Toward the end of an exhausting but sight filled day- we looked out the window of the car as we were driving alongside the Yellowstone River and caught a glimpse of these guys playing in the white caps of the rapids. They are much larger than they appear! We had to stop and take a walk down to see them.
And then out of nowhere, just hanging out on the side of the road as if he was just waiting for some buddies to come by was this fella. Not the biggest bloke we’d seen all day, but one of the mellowest. He just watched as the traffic went by. Don’t you wonder what the animals think? Car after car filled with people, just staring at him and taking pictures. I would like to think he is thinking, “what a bunch of morons…don’t you know there could be millions of us in your own backyard if there weren’t highways and parking lots everywhere?”
July was BUSY. August shows no sign of slowing down. Just this weekend We’ve done hours of trail work, seen a minor league ball game, gone for a bike ride, had a sweet brunch and shopped at the Argenta Market for T-Bones from Creekstone Farms Humane Processing and had the best chocolate milk ever. No, I mean Ever. J says that in Heaven, this milk is available any time, in unlimited quantities. Thanks Seven Doves Creamery. I gotta go get more milk. I’m thirsty. I think the buck would like some too.
I’ve been pretty busy lately. Work and Home seem to be hopping along and free time is at a premium. Because my family seems to be addicted to Facebook, I am required to be also. That’s my story, I’m sticking to it.
Last weekend were were here.

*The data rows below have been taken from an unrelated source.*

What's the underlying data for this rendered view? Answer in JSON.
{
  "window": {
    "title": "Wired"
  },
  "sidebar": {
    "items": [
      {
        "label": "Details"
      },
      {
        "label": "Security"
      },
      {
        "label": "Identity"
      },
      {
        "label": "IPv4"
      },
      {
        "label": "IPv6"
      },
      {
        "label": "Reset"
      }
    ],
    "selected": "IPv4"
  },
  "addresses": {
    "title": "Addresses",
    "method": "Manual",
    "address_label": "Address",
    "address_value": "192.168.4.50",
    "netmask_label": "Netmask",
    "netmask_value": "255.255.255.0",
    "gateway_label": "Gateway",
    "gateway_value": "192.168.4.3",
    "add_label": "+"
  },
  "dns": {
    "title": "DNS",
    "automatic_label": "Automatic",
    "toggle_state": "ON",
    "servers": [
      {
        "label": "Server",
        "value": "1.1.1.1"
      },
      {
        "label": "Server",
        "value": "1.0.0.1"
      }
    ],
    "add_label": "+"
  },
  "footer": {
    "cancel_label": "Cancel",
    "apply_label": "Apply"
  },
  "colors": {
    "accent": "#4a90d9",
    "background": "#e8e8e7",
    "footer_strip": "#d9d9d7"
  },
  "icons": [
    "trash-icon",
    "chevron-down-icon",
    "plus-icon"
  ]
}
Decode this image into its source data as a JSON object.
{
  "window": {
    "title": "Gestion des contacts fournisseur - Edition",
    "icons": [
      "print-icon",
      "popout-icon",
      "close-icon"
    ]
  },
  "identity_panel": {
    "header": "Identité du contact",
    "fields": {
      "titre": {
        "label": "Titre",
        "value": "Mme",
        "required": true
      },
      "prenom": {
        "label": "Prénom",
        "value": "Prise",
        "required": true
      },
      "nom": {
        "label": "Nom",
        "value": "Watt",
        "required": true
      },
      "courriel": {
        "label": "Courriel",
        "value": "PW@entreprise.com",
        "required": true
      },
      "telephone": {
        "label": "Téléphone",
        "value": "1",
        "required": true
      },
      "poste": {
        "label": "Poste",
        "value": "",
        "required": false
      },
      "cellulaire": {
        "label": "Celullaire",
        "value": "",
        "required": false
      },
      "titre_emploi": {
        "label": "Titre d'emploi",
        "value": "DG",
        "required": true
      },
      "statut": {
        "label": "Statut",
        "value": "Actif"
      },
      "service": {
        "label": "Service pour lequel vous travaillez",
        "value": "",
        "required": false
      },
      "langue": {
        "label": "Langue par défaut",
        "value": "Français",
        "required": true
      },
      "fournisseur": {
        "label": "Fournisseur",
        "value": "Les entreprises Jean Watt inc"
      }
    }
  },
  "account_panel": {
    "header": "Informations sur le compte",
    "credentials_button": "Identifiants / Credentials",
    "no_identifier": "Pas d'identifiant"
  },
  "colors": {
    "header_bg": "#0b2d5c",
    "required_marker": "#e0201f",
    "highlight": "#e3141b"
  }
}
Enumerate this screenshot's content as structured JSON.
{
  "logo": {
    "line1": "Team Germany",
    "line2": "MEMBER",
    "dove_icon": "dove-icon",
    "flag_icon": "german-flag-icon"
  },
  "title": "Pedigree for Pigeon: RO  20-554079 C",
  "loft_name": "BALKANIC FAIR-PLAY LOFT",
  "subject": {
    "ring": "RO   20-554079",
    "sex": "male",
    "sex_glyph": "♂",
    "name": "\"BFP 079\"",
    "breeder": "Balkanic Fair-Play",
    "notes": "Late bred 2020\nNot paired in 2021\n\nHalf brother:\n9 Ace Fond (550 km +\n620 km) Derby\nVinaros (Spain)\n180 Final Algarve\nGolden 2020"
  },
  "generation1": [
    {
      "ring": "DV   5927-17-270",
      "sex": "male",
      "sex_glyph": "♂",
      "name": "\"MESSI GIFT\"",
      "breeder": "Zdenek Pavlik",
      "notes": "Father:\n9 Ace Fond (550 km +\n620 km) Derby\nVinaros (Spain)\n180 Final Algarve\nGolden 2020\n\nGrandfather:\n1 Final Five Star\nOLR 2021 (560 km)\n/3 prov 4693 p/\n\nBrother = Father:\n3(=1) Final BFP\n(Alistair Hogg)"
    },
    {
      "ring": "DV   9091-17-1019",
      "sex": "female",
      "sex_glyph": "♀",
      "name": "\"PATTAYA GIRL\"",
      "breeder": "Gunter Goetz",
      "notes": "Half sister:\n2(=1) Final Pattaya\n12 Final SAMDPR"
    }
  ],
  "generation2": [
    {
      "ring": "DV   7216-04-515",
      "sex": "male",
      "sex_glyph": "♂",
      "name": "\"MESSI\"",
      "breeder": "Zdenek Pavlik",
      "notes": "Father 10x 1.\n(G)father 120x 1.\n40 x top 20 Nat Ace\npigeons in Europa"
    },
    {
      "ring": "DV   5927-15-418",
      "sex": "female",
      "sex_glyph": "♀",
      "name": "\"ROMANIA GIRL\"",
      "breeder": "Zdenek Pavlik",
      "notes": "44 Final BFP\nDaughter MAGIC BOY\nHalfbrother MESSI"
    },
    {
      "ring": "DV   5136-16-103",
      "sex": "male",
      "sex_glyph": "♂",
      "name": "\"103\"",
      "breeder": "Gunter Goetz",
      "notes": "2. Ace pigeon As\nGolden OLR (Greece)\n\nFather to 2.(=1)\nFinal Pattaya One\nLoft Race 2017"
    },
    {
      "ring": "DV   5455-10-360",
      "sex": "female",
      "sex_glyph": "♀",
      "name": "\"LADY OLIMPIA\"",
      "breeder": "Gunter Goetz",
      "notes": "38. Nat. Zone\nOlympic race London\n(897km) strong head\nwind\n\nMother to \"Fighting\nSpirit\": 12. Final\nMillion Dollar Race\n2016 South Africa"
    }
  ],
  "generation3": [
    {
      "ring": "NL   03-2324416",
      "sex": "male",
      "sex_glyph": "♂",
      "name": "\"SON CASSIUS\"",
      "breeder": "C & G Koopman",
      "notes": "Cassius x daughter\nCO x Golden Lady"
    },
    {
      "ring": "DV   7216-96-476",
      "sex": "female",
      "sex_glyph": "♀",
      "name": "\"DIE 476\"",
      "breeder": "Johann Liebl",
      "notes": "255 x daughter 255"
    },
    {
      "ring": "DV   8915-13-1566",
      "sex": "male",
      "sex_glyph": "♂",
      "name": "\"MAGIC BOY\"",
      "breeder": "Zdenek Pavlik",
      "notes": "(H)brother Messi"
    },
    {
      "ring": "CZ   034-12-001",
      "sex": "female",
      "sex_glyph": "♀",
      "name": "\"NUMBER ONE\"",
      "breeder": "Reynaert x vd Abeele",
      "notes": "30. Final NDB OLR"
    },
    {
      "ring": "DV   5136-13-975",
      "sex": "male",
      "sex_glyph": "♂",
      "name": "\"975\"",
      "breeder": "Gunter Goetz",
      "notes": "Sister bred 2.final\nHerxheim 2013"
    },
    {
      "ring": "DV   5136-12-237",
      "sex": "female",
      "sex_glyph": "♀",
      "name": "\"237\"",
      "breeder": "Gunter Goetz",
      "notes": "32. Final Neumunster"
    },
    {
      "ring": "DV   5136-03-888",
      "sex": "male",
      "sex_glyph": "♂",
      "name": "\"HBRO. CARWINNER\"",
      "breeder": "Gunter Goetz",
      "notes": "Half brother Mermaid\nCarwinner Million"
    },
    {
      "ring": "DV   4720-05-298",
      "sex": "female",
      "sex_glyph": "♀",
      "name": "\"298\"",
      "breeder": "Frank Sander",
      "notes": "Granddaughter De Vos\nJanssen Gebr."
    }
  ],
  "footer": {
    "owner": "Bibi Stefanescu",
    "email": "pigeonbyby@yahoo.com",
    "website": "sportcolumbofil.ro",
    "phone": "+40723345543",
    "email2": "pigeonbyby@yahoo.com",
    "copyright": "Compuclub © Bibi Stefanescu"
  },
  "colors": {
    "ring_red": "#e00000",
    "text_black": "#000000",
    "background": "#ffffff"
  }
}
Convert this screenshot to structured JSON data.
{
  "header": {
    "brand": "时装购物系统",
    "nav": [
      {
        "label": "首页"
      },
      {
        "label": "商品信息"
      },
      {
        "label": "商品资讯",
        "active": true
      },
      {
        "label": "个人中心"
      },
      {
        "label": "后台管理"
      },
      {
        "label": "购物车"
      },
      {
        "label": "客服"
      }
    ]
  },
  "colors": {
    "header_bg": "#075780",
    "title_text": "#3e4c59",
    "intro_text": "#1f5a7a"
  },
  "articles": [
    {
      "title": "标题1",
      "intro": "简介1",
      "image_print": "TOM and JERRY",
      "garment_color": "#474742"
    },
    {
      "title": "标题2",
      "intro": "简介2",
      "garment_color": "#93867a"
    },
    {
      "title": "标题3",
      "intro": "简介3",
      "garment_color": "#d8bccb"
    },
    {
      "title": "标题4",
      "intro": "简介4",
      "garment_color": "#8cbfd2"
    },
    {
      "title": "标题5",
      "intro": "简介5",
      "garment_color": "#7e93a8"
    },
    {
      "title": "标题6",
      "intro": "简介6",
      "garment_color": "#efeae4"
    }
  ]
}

J and I were there to do the last of the Adventure Sprint Races put on by the Ozark Extreme Team and the small one came along hoping for a caving adventure with the bats. J has been very ill the last several weeks and we’re just getting back into training together. He was a trooper. The race began about 10 a.m. with a super dooper trek thru some of the best trail areas in the park. We hit checkpoints across several different trails (and roads) on foot before getting to the mountain bike portion of the race. About 2 miles into the bike, my chain broke. J fixed it for me but pretty soon, the whole rear derailleur broke free from the frame and I was forced to “scooter” my bike. Eventually the decision was made that we couldn’t possibly finish with me pushing my bike and we had to “quit” after 4 hours of hard labor. That was a tough call. Very tough. I felt like we were doing well especially considering J had really Manned Up for me after being so sick. Oh well. At least it was during a short race and not the “big one” coming up.
Later that evening we took the small one for a 2 hour guided hike with the park interpreter Casey. She appreciated it because it meant a slow hike. We, are not slow hikers. In the end we stayed back to explore a cave and got mulitple bat fly-bys! So cool.
The next morning we had that yummy french toast in the picture and headed out for another hike on Yellow Rock trail. What a gorgeous day we had. We could not have asked for better weather. I mean seriously, August in Arkansas and it was PLEASANT. That just doesn’t happen people.
And now, back to the regularly scheduled program…a busy life.